September 8, 2015

Kosher Certification Expands into Many Different Directions

New York - Where once kashrus certification was reserved for food ingested by humans, the major agencies have long departed from exclusively applying their symbol to food and today certify other consumer goods as well. In recent years, there has been a growing movement towards certifying pharmaceuticals, vitamins and nutrients in what kashrus officials say is only natural since they too are consumed by humans. “Once it became possible to avoid such products as animal fats and gelatin from many drugs, why would not a kosher consumer opt to ingest only something that is kosher,” said one kashrus official. The issue for kashrus officials is that many goods are produced with non-kosher ingredients or are produced on machines that are maintained with non-kosher ingredients such as cleaning agents and people who keep a kosher home simply want to have anything that is not kosher removed from their homes. That may explain why the Orthodox Union now certifies Pokarna Engineered Stone Limited for its Quartz Surfaces brand Quantra. It is also certified for use on Passover without special certification as it contains no raw materials that would affect food prepared on it during Passover. The Star-K, for example has long certified appliances for use on the Shabbos. Kashrus agencies say that they no longer view their roles as exclusively relegated to food but also to enhance “living as a kosher Jew,” meaning that everything in a home, particularly in the kitchen where food is prepared, should be kosher. The Kof-K, based in Teaneck NJ, even sponsors a project to promote marriages between younger boys and older girls as a way of solving the shortage of Orthodox males for the women.

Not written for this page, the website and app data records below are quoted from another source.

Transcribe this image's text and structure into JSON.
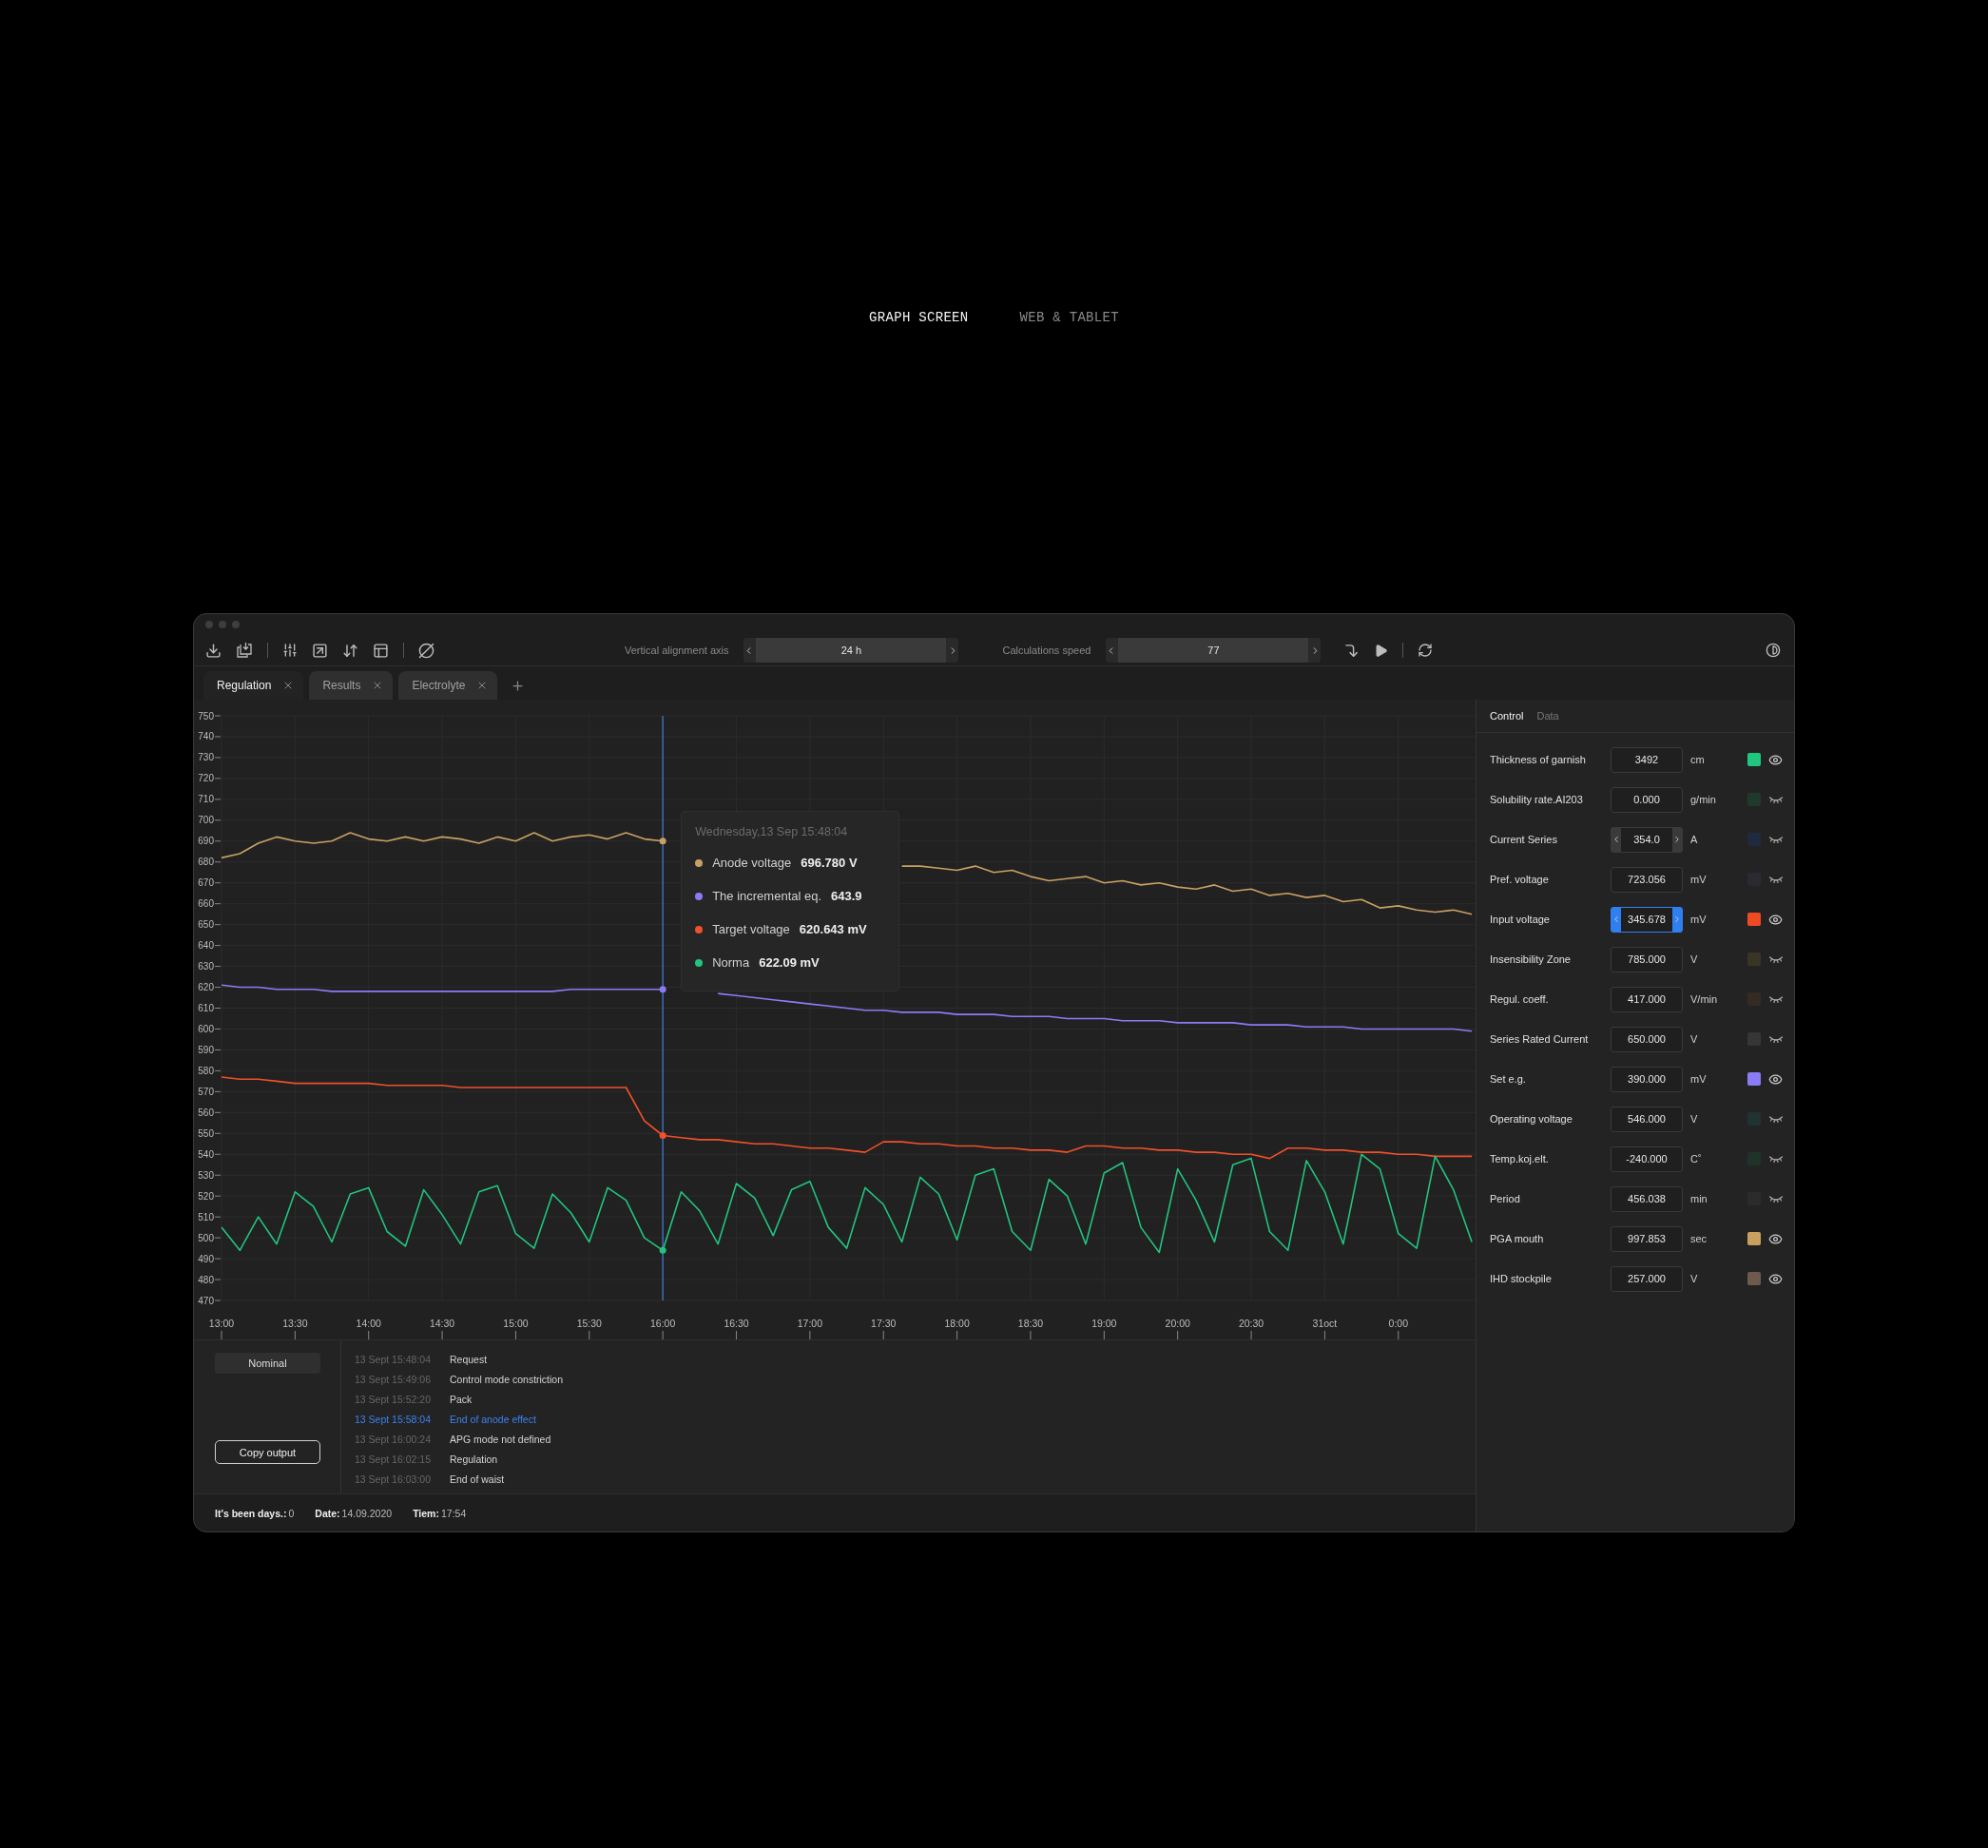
{
  "header": {
    "items": [
      {
        "label": "GRAPH SCREEN",
        "selected": true
      },
      {
        "label": "WEB & TABLET",
        "selected": false
      }
    ]
  },
  "toolbar": {
    "axis_label": "Vertical alignment axis",
    "axis_value": "24 h",
    "speed_label": "Calculations speed",
    "speed_value": "77"
  },
  "tabs": [
    {
      "label": "Regulation",
      "selected": true
    },
    {
      "label": "Results",
      "selected": false
    },
    {
      "label": "Electrolyte",
      "selected": false
    }
  ],
  "chart_data": {
    "type": "line",
    "grid": true,
    "ylim": [
      470,
      750
    ],
    "yticks": [
      750,
      740,
      730,
      720,
      710,
      700,
      690,
      680,
      670,
      660,
      650,
      640,
      630,
      620,
      610,
      600,
      590,
      580,
      570,
      560,
      550,
      540,
      530,
      520,
      510,
      500,
      490,
      480,
      470
    ],
    "categories": [
      "13:00",
      null,
      null,
      null,
      "13:30",
      null,
      null,
      null,
      "14:00",
      null,
      null,
      null,
      "14:30",
      null,
      null,
      null,
      "15:00",
      null,
      null,
      null,
      "15:30",
      null,
      null,
      null,
      "16:00",
      null,
      null,
      null,
      "16:30",
      null,
      null,
      null,
      "17:00",
      null,
      null,
      null,
      "17:30",
      null,
      null,
      null,
      "18:00",
      null,
      null,
      null,
      "18:30",
      null,
      null,
      null,
      "19:00",
      null,
      null,
      null,
      "20:00",
      null,
      null,
      null,
      "20:30",
      null,
      null,
      null,
      "31oct",
      null,
      null,
      null,
      "0:00",
      null,
      null,
      null,
      null
    ],
    "series": [
      {
        "name": "Anode voltage",
        "color": "#c9a063",
        "values": [
          682,
          684,
          689,
          692,
          690,
          689,
          690,
          694,
          691,
          690,
          692,
          690,
          692,
          691,
          689,
          692,
          690,
          694,
          690,
          692,
          693,
          691,
          694,
          691,
          690,
          null,
          null,
          null,
          null,
          null,
          null,
          null,
          null,
          null,
          null,
          null,
          null,
          678,
          678,
          677,
          676,
          678,
          675,
          676,
          673,
          671,
          672,
          673,
          670,
          671,
          669,
          670,
          668,
          667,
          669,
          666,
          667,
          664,
          665,
          663,
          664,
          661,
          662,
          658,
          659,
          657,
          656,
          657,
          655
        ]
      },
      {
        "name": "The incremental eq.",
        "color": "#8b7cf6",
        "values": [
          621,
          620,
          620,
          619,
          619,
          619,
          618,
          618,
          618,
          618,
          618,
          618,
          618,
          618,
          618,
          618,
          618,
          618,
          618,
          619,
          619,
          619,
          619,
          619,
          619,
          null,
          null,
          617,
          616,
          615,
          614,
          613,
          612,
          611,
          610,
          609,
          609,
          608,
          608,
          608,
          607,
          607,
          607,
          606,
          606,
          606,
          605,
          605,
          605,
          604,
          604,
          604,
          603,
          603,
          603,
          603,
          602,
          602,
          602,
          601,
          601,
          601,
          600,
          600,
          600,
          600,
          600,
          600,
          599
        ]
      },
      {
        "name": "Target voltage",
        "color": "#f0502a",
        "values": [
          577,
          576,
          576,
          575,
          574,
          574,
          574,
          574,
          574,
          573,
          573,
          573,
          573,
          572,
          572,
          572,
          572,
          572,
          572,
          572,
          572,
          572,
          572,
          556,
          549,
          548,
          547,
          547,
          546,
          545,
          545,
          544,
          543,
          543,
          542,
          541,
          546,
          546,
          545,
          545,
          544,
          544,
          543,
          543,
          542,
          542,
          541,
          544,
          544,
          543,
          543,
          542,
          542,
          541,
          541,
          540,
          540,
          538,
          543,
          543,
          542,
          542,
          541,
          541,
          540,
          540,
          539,
          539,
          539
        ]
      },
      {
        "name": "Norma",
        "color": "#22c47e",
        "values": [
          505,
          494,
          510,
          497,
          522,
          515,
          498,
          521,
          524,
          503,
          496,
          523,
          511,
          497,
          522,
          525,
          502,
          495,
          521,
          512,
          498,
          524,
          518,
          500,
          494,
          522,
          513,
          497,
          526,
          519,
          501,
          523,
          527,
          505,
          495,
          524,
          516,
          498,
          529,
          521,
          499,
          530,
          533,
          503,
          494,
          528,
          520,
          497,
          531,
          536,
          505,
          493,
          533,
          518,
          498,
          535,
          538,
          503,
          494,
          537,
          522,
          497,
          540,
          533,
          502,
          495,
          539,
          523,
          498
        ]
      }
    ],
    "annotations": [
      {
        "x": "16:00"
      }
    ]
  },
  "tooltip": {
    "title": "Wednesday,13 Sep 15:48:04",
    "values": [
      "696.780 V",
      "643.9",
      "620.643 mV",
      "622.09 mV"
    ]
  },
  "log": {
    "status": "Nominal",
    "copy_button": "Copy output",
    "entries": [
      {
        "time": "13 Sept 15:48:04",
        "text": "Request",
        "selected": false
      },
      {
        "time": "13 Sept 15:49:06",
        "text": "Control mode constriction",
        "selected": false
      },
      {
        "time": "13 Sept 15:52:20",
        "text": "Pack",
        "selected": false
      },
      {
        "time": "13 Sept 15:58:04",
        "text": "End of anode effect",
        "selected": true
      },
      {
        "time": "13 Sept 16:00:24",
        "text": "APG mode not defined",
        "selected": false
      },
      {
        "time": "13 Sept 16:02:15",
        "text": "Regulation",
        "selected": false
      },
      {
        "time": "13 Sept 16:03:00",
        "text": "End of waist",
        "selected": false
      }
    ]
  },
  "status_bar": [
    {
      "label": "It's been days.:",
      "value": "0"
    },
    {
      "label": "Date:",
      "value": "14.09.2020"
    },
    {
      "label": "Tiem:",
      "value": "17:54"
    }
  ],
  "panel": {
    "tabs": [
      {
        "label": "Control",
        "selected": true
      },
      {
        "label": "Data",
        "selected": false
      }
    ],
    "rows": [
      {
        "label": "Thickness of garnish",
        "kind": "input",
        "value": "3492",
        "unit": "cm",
        "color": "#1fc77e",
        "visible": true,
        "focused": false
      },
      {
        "label": "Solubility rate.AI203",
        "kind": "input",
        "value": "0.000",
        "unit": "g/min",
        "color": "#1e3a2c",
        "visible": false,
        "focused": false
      },
      {
        "label": "Current Series",
        "kind": "stepper",
        "value": "354.0",
        "unit": "A",
        "color": "#1f2a3e",
        "visible": false,
        "focused": false
      },
      {
        "label": "Pref. voltage",
        "kind": "input",
        "value": "723.056",
        "unit": "mV",
        "color": "#2a2a33",
        "visible": false,
        "focused": false
      },
      {
        "label": "Input voltage",
        "kind": "stepper",
        "value": "345.678",
        "unit": "mV",
        "color": "#f04a22",
        "visible": true,
        "focused": true
      },
      {
        "label": "Insensibility Zone",
        "kind": "input",
        "value": "785.000",
        "unit": "V",
        "color": "#3a3426",
        "visible": false,
        "focused": false
      },
      {
        "label": "Regul. coeff.",
        "kind": "input",
        "value": "417.000",
        "unit": "V/min",
        "color": "#352a24",
        "visible": false,
        "focused": false
      },
      {
        "label": "Series Rated Current",
        "kind": "input",
        "value": "650.000",
        "unit": "V",
        "color": "#383536",
        "visible": false,
        "focused": false
      },
      {
        "label": "Set e.g.",
        "kind": "input",
        "value": "390.000",
        "unit": "mV",
        "color": "#8b7cf6",
        "visible": true,
        "focused": false
      },
      {
        "label": "Operating voltage",
        "kind": "input",
        "value": "546.000",
        "unit": "V",
        "color": "#1f3432",
        "visible": false,
        "focused": false
      },
      {
        "label": "Temp.koj.elt.",
        "kind": "input",
        "value": "-240.000",
        "unit": "C˚",
        "color": "#1f3328",
        "visible": false,
        "focused": false
      },
      {
        "label": "Period",
        "kind": "input",
        "value": "456.038",
        "unit": "min",
        "color": "#2a2c2c",
        "visible": false,
        "focused": false
      },
      {
        "label": "PGA mouth",
        "kind": "input",
        "value": "997.853",
        "unit": "sec",
        "color": "#c9a060",
        "visible": true,
        "focused": false
      },
      {
        "label": "IHD stockpile",
        "kind": "input",
        "value": "257.000",
        "unit": "V",
        "color": "#6e5a4c",
        "visible": true,
        "focused": false
      }
    ]
  }
}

Admittedly many companies seek out kosher certification as a way to market their goods to the large kosher market. Marketers have long argued that kosher certification is a great marketing tool. But kashrus agencies say that they would not offer certification for marketing purposes alone. “It really has to make sense in terms of the kosher consumer and that is our litmus test,” said one rabbi.